various FR links | 04-13-03 | The Heavy Equipment Guy
A critical thing to look at with such diseases is its communicability curve. In this case, so far it has been low, something like “1..1..1..1..1..”, showing that it does not have really effective transmission. Yet.
Influenza, on the other hand, has been compared to a brush fire in its communicability, which is so fast and effective that it can be observed at the macro level, coming in waves, with, again like a brush fire, scorching one area and mysteriously leaving an adjacent area untouched.
But unusually, as influenza is about tops of every other kind of scale for disease, norovirus beats it for communicability. It does this in several ways.
First is it spreads by contamination, but not coughing and sneezing, which have limitations. It transmits by aerosols and contamination from its victims vomit and feces. And those unlucky souls caught on cruise plague ships will tell you that its victims are spraying vomit and feces everywhere. Even flush toilets are of no help, because when they flush, it sends a cloud of contaminated water mist to every surface of the restroom and adjacent rooms.
Universal rule #2: Stool gets everywhere.
Seven people in the whole world have died from a virus. Scares me for sure.
Yep. The whole point of the “Bring Out Your Dead” ping list (formerly the “Ebola” ping list) is very early warning, as such it has a high false positive rate.
So far the false positive rate is 100%.
At some point we may well have a high mortality pandemic, and likely as not the “Bring Out Your Dead” threads will miss the beginning entirely.
*sigh* Such is life...
OK, have they blamed the Jews yet?
Not that I know of. I don’t think they’ve called it Apes And Pigs Flu yet, either...
Well it’s Friday, so I’m sure there’ll be some Imam preaching it in a sermon today.
I can almost guarantee that nobody will spot patient zero.
But since the most likely X-high mortality pandemic right now is H5N1, it will generally follow influenza’s unique propagation pattern, starting with two week intervals between exponentially increasing data points.
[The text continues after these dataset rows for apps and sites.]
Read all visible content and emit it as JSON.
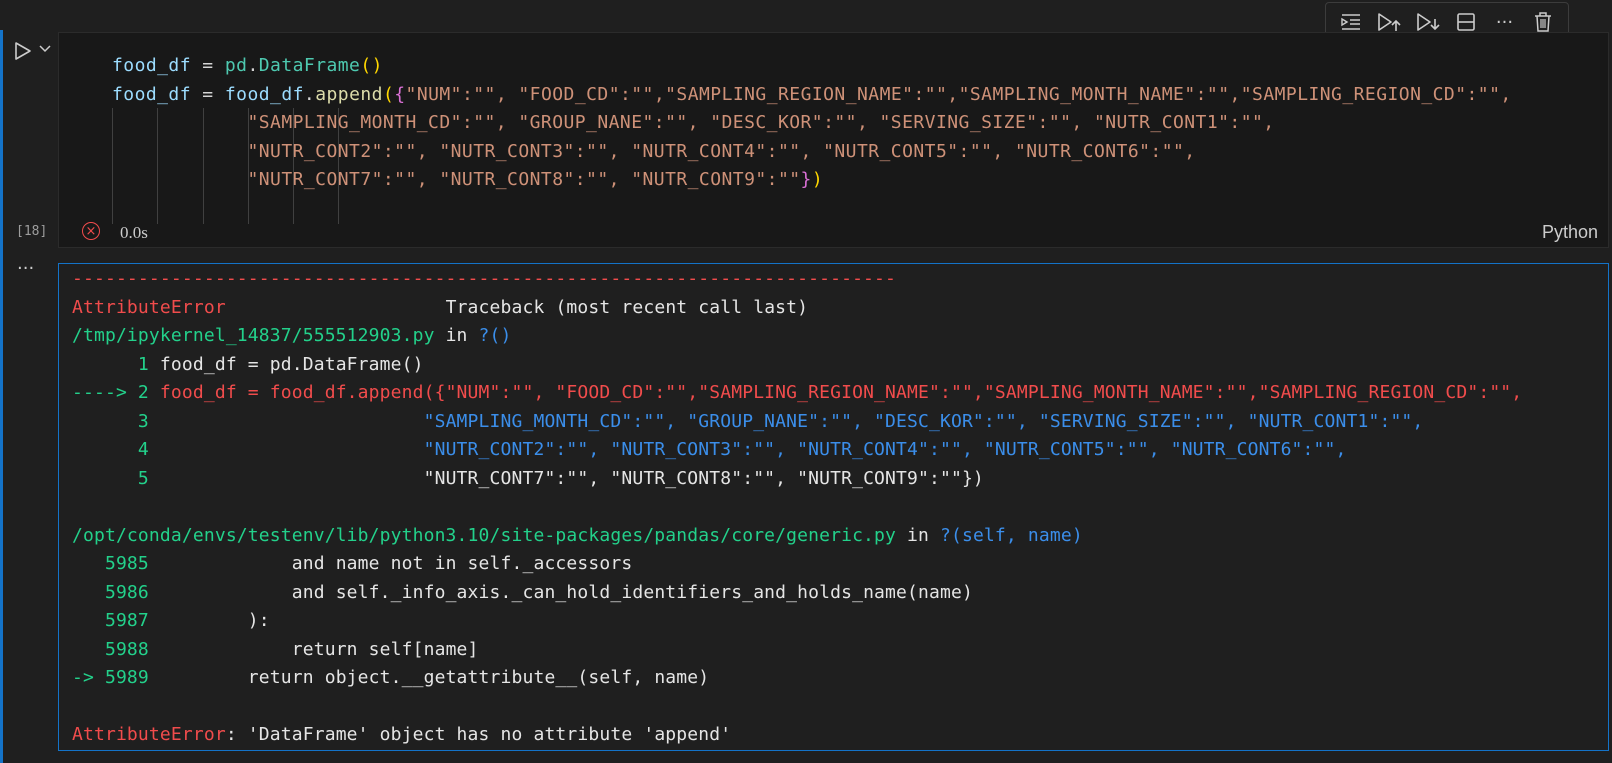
{
  "toolbar": {
    "buttons": [
      "execute-above",
      "execute-cell-and-below",
      "execute-below",
      "split-cell",
      "more",
      "delete"
    ]
  },
  "cell": {
    "execution_count": "[18]",
    "status": "error",
    "duration": "0.0s",
    "language": "Python",
    "code": {
      "l1_var": "food_df",
      "l1_eq": " = ",
      "l1_mod": "pd",
      "l1_dot": ".",
      "l1_cls": "DataFrame",
      "l1_paren": "()",
      "l2_var": "food_df",
      "l2_eq": " = ",
      "l2_var2": "food_df",
      "l2_dot": ".",
      "l2_fn": "append",
      "l2_open": "(",
      "l2_brace": "{",
      "l2_str": "\"NUM\":\"\", \"FOOD_CD\":\"\",\"SAMPLING_REGION_NAME\":\"\",\"SAMPLING_MONTH_NAME\":\"\",\"SAMPLING_REGION_CD\":\"\",",
      "l3_str": "\"SAMPLING_MONTH_CD\":\"\", \"GROUP_NANE\":\"\", \"DESC_KOR\":\"\", \"SERVING_SIZE\":\"\", \"NUTR_CONT1\":\"\",",
      "l4_str": "\"NUTR_CONT2\":\"\", \"NUTR_CONT3\":\"\", \"NUTR_CONT4\":\"\", \"NUTR_CONT5\":\"\", \"NUTR_CONT6\":\"\",",
      "l5_str": "\"NUTR_CONT7\":\"\", \"NUTR_CONT8\":\"\", \"NUTR_CONT9\":\"\"",
      "l5_brace": "}",
      "l5_close": ")"
    }
  },
  "output": {
    "more_label": "···",
    "dashes": "---------------------------------------------------------------------------",
    "err_name": "AttributeError",
    "traceback_header": "Traceback (most recent call last)",
    "file1": "/tmp/ipykernel_14837/555512903.py",
    "in_word": " in ",
    "func1": "?()",
    "line1_no": "      1 ",
    "line1_code": "food_df = pd.DataFrame()",
    "line2_arrow": "----> 2 ",
    "line2_code": "food_df = food_df.append({\"NUM\":\"\", \"FOOD_CD\":\"\",\"SAMPLING_REGION_NAME\":\"\",\"SAMPLING_MONTH_NAME\":\"\",\"SAMPLING_REGION_CD\":\"\",",
    "line3_no": "      3 ",
    "line3_code": "                        \"SAMPLING_MONTH_CD\":\"\", \"GROUP_NANE\":\"\", \"DESC_KOR\":\"\", \"SERVING_SIZE\":\"\", \"NUTR_CONT1\":\"\",",
    "line4_no": "      4 ",
    "line4_code": "                        \"NUTR_CONT2\":\"\", \"NUTR_CONT3\":\"\", \"NUTR_CONT4\":\"\", \"NUTR_CONT5\":\"\", \"NUTR_CONT6\":\"\",",
    "line5_no": "      5 ",
    "line5_code": "                        \"NUTR_CONT7\":\"\", \"NUTR_CONT8\":\"\", \"NUTR_CONT9\":\"\"})",
    "file2": "/opt/conda/envs/testenv/lib/python3.10/site-packages/pandas/core/generic.py",
    "func2": "?(self, name)",
    "g1_no": "   5985 ",
    "g1_code": "            and name not in self._accessors",
    "g2_no": "   5986 ",
    "g2_code": "            and self._info_axis._can_hold_identifiers_and_holds_name(name)",
    "g3_no": "   5987 ",
    "g3_code": "        ):",
    "g4_no": "   5988 ",
    "g4_code": "            return self[name]",
    "g5_arrow": "-> 5989 ",
    "g5_code": "        return object.__getattribute__(self, name)",
    "final_err": "AttributeError",
    "final_msg": ": 'DataFrame' object has no attribute 'append'"
  }
}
That is, by the time there is city zero, the invisible spread is nationwide and starting to move internationally.
The pings are greatly appreciated, no mistake. Who knows what value a piece of information is going to be later.
I figger I can be informed without being scared to death (at least I hope).